"Not if Frank McKenna's lobbying is effective, and anyway, today is October 31st and therefore, you have no right to act like having a passport is in any way necessary you smug pencil-pushing ignoramous," I smartly refrained from saying in the ensuing pause while she typed away and looked vacantly at her screen.

"Have you ever been arrested?" she asked in the way you would ask a person if they've ever tried sushi. "No," I said (accurately), trying not to skip a beat or sound anything but amicable.

Then we got to the part about the reason for my trip. Business. And what did I need to do there that couldn't be done here in Canada? (I had been waiting for this part - my boss had even prepped me. Apparently, if you make the mistake of using the word "consultant" at any time, this raises some flag with them and they make you sit in a room and wait for other officials to do more grilling. "So just say that you're going to be sharing best-business practices," my boss had coached me.) "I'm going to be sharing best-business practices," I said by rote. This seemed to placate her, as the questions stopped.

After about 20 more seconds of again typing and looking vacantly at her screen, she turned to make her pronouncement. As she spoke, her voice trailed with the sort of resignation that suggested she only gets bonuses if she finds a potential terrorist to be scooped up to some place like Syria for their sweet brand of year-long "questioning"; and sadly, I was evidently not helping bring that bonus so far today. "Go ahead."

"Yes'm. Thank you kindly ma'am. Bless you ma'am," I resisted saying sardonically as I left. If I had a cap I could clutch in my hands sheepishly, who knows if I would've been able to keep my sarcasm in check.

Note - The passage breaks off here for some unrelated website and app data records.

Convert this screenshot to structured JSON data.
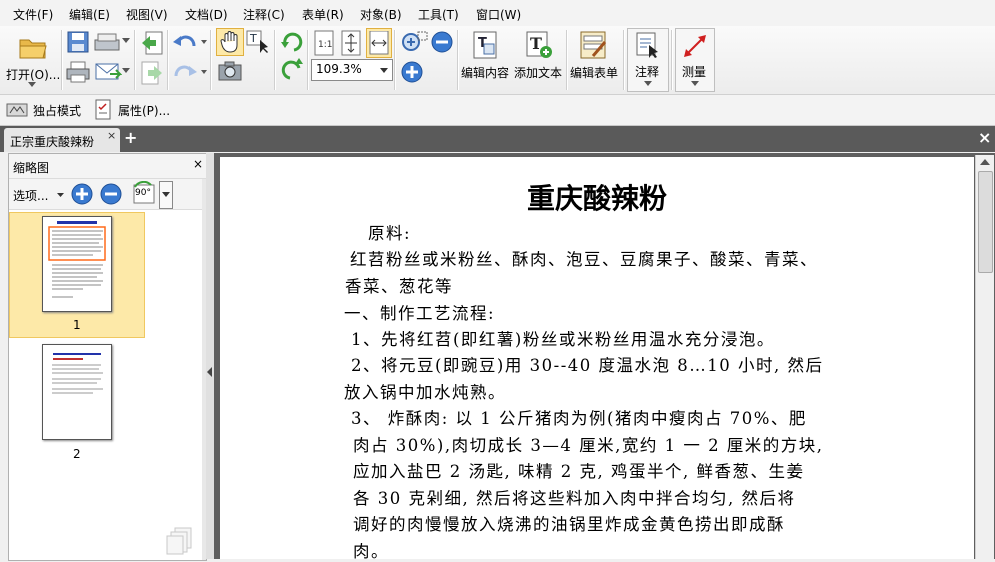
{
  "menu": [
    "文件(F)",
    "编辑(E)",
    "视图(V)",
    "文档(D)",
    "注释(C)",
    "表单(R)",
    "对象(B)",
    "工具(T)",
    "窗口(W)"
  ],
  "toolbar": {
    "open_label": "打开(O)...",
    "zoom_value": "109.3%",
    "edit_content_label": "编辑内容",
    "add_text_label": "添加文本",
    "edit_form_label": "编辑表单",
    "annotate_label": "注释",
    "measure_label": "测量",
    "exclusive_mode_label": "独占模式",
    "properties_label": "属性(P)..."
  },
  "tab": {
    "title": "正宗重庆酸辣粉",
    "close": "×",
    "add": "+"
  },
  "window_close": "×",
  "sidebar": {
    "title": "缩略图",
    "close": "×",
    "options_label": "选项...",
    "rotate_label": "90°",
    "pages": [
      "1",
      "2"
    ]
  },
  "document": {
    "title": "重庆酸辣粉",
    "lines": [
      "原料:",
      "红苕粉丝或米粉丝、酥肉、泡豆、豆腐果子、酸菜、青菜、",
      "香菜、葱花等",
      "一、制作工艺流程:",
      "1、先将红苕(即红薯)粉丝或米粉丝用温水充分浸泡。",
      "2、将元豆(即豌豆)用 30--40 度温水泡 8…10 小时, 然后",
      "放入锅中加水炖熟。",
      "3、 炸酥肉: 以 1 公斤猪肉为例(猪肉中瘦肉占 70%、肥",
      "肉占 30%),肉切成长 3—4 厘米,宽约 1 一 2 厘米的方块,",
      "应加入盐巴 2 汤匙, 味精 2 克, 鸡蛋半个, 鲜香葱、生姜",
      "各 30 克剁细, 然后将这些料加入肉中拌合均匀, 然后将",
      "调好的肉慢慢放入烧沸的油锅里炸成金黄色捞出即成酥",
      "肉。"
    ]
  }
}
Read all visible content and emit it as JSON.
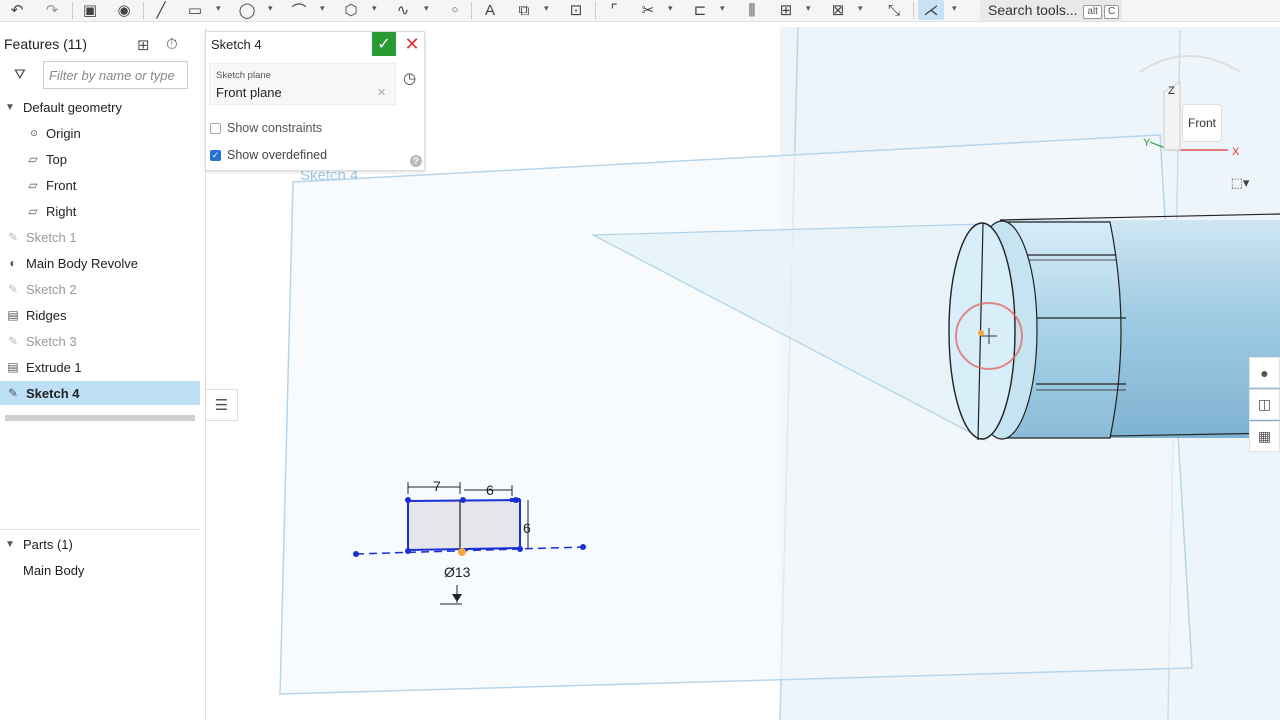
{
  "toolbar": {
    "icons": [
      "undo-icon",
      "redo-icon",
      "clipboard-icon",
      "use-icon",
      "line-icon",
      "rectangle-icon",
      "circle-icon",
      "arc-icon",
      "polygon-icon",
      "spline-icon",
      "point-icon",
      "text-icon",
      "construction-icon",
      "dimension-icon",
      "fillet-icon",
      "trim-icon",
      "offset-icon",
      "mirror-icon",
      "pattern-icon",
      "import-icon",
      "intersect-icon",
      "snap-icon"
    ],
    "search_label": "Search tools...",
    "shortcut_keys": [
      "alt",
      "C"
    ]
  },
  "feature_panel": {
    "header": "Features (11)",
    "filter_placeholder": "Filter by name or type",
    "tree": [
      {
        "label": "Default geometry",
        "type": "group"
      },
      {
        "label": "Origin",
        "type": "origin"
      },
      {
        "label": "Top",
        "type": "plane"
      },
      {
        "label": "Front",
        "type": "plane"
      },
      {
        "label": "Right",
        "type": "plane"
      },
      {
        "label": "Sketch 1",
        "type": "sketch-dim"
      },
      {
        "label": "Main Body Revolve",
        "type": "revolve"
      },
      {
        "label": "Sketch 2",
        "type": "sketch-dim"
      },
      {
        "label": "Ridges",
        "type": "extrude"
      },
      {
        "label": "Sketch 3",
        "type": "sketch-dim"
      },
      {
        "label": "Extrude 1",
        "type": "extrude"
      },
      {
        "label": "Sketch 4",
        "type": "sketch-selected"
      }
    ],
    "parts_header": "Parts (1)",
    "parts": [
      "Main Body"
    ]
  },
  "sketch_dialog": {
    "title": "Sketch 4",
    "plane_label": "Sketch plane",
    "plane_value": "Front plane",
    "show_constraints": "Show constraints",
    "show_constraints_checked": false,
    "show_overdefined": "Show overdefined",
    "show_overdefined_checked": true,
    "help": "?"
  },
  "viewport": {
    "sketch_name": "Sketch 4",
    "dims": {
      "d1": "7",
      "d2": "6",
      "d3": "6",
      "d4": "Ø13"
    },
    "view_cube": {
      "face": "Front",
      "axis_x": "X",
      "axis_y": "Y",
      "axis_z": "Z"
    }
  },
  "colors": {
    "accent": "#2a9a34",
    "selection": "#bde0f7",
    "sketch_line": "#1a2fd6",
    "body": "#a6cfe6"
  }
}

- 30 -

Next up: landing at 9:30 p.m. on Hallowe'en at DFW, the world's third-largest airport.